By 2006 most of the major institutional cleaning products companies across the country had “green” product offerings of some sort. But Coastwide was already well along the learning curve and ahead of them. Building service contractor and property manager customers told Coastwide they were awarded new business because of the “green” package they offered. Some buyers used the Sustainable Earth line as part of their marketing program to differentiate and enhance the value of their services. The city of San Francisco specified Coastwide’s line even though the company did not have sales representatives in that market (sales in the area were through distributors). Inquiries from the U.S. Midwest, South, and East Coast increased in 2006, and Roger McFadden and the firm’s corporate director of sustainability were frequently invited to talk in various U.S. and Canadian cities outside their market area.

Financial Results

Here was a situation where not only was the environmentally preferred product superior at a comparable price for the buyer, but also the financial returns were impressive for both Coastwide and the customer. The products performed as well or better than the category leaders (from equal to 63% more effective in soil removal using ASTM tests conducted by an independent testing laboratory). Coastwide’s market share grew to about 16% of the regional market, making Coastwide the largest firm in the geographic area. New customers rose 35% in 2005 largely attributable to the Sustainable Earth product lines. In the International Sanitary Supply Association 2005 Distributors’ Profitability Report (based on 2004 data) Coastwide ranked in the top quartile of the 143 responding companies for:

  • Profit margin
  • Return on assets (pretax)
  • Return on equity (pretax)
  • Operating profit
  • Sales per employee

Net operating income averaged double to triple the industry norm. Sales in 2005 rose 8% largely, due to segments where most of the Sustainable Earth products were sold (education, property management, health care and cleaning contractors), while operating profits increased by an even larger percentage.

Most commercial cleaners offered little real product differentiation and were viewed as commodities in the eyes of the customer. The Sustainable Earth line stood apart. The demonstrable advantages of Sustainable Earth permitted the company to realize a gross margin of more than 40% higher than on its conventional cleaners. Customer retention and longer contract commitments contributed financial advantage as well.

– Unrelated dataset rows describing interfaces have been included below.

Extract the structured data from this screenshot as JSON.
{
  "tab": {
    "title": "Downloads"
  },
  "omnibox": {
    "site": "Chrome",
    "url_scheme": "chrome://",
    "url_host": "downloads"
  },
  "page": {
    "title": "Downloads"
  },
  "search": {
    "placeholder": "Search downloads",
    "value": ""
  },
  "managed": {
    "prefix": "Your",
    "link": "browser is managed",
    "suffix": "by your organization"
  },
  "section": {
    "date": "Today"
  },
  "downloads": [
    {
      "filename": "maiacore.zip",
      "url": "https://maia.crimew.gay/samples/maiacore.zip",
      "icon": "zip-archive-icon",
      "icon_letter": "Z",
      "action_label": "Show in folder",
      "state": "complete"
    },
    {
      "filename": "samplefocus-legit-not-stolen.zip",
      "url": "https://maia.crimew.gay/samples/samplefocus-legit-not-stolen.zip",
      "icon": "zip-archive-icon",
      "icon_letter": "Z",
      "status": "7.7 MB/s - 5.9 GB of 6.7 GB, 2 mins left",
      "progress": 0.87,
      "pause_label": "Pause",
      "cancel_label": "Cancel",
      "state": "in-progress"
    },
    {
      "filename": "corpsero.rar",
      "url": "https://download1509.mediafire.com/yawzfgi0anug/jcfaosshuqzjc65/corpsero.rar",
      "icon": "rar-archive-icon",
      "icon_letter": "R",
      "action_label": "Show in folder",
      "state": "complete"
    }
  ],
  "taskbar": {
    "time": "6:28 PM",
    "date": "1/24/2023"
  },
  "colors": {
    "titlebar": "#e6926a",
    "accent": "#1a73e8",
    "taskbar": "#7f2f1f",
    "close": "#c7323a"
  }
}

Precise data were not yet available in 2006, but it was assumed lower risk through use of benign products would ultimately translate into lower insurance premiums, lower handling costs, fewer sick days, less expense for protective equipment, lower regulatory burdens and expenses, elimination of hazardous material handling training, and lower waste disposal costs. TriMet and a few school districts had already reported a reduction in the number of sick days ascribed to chemical-related injuries or sickness.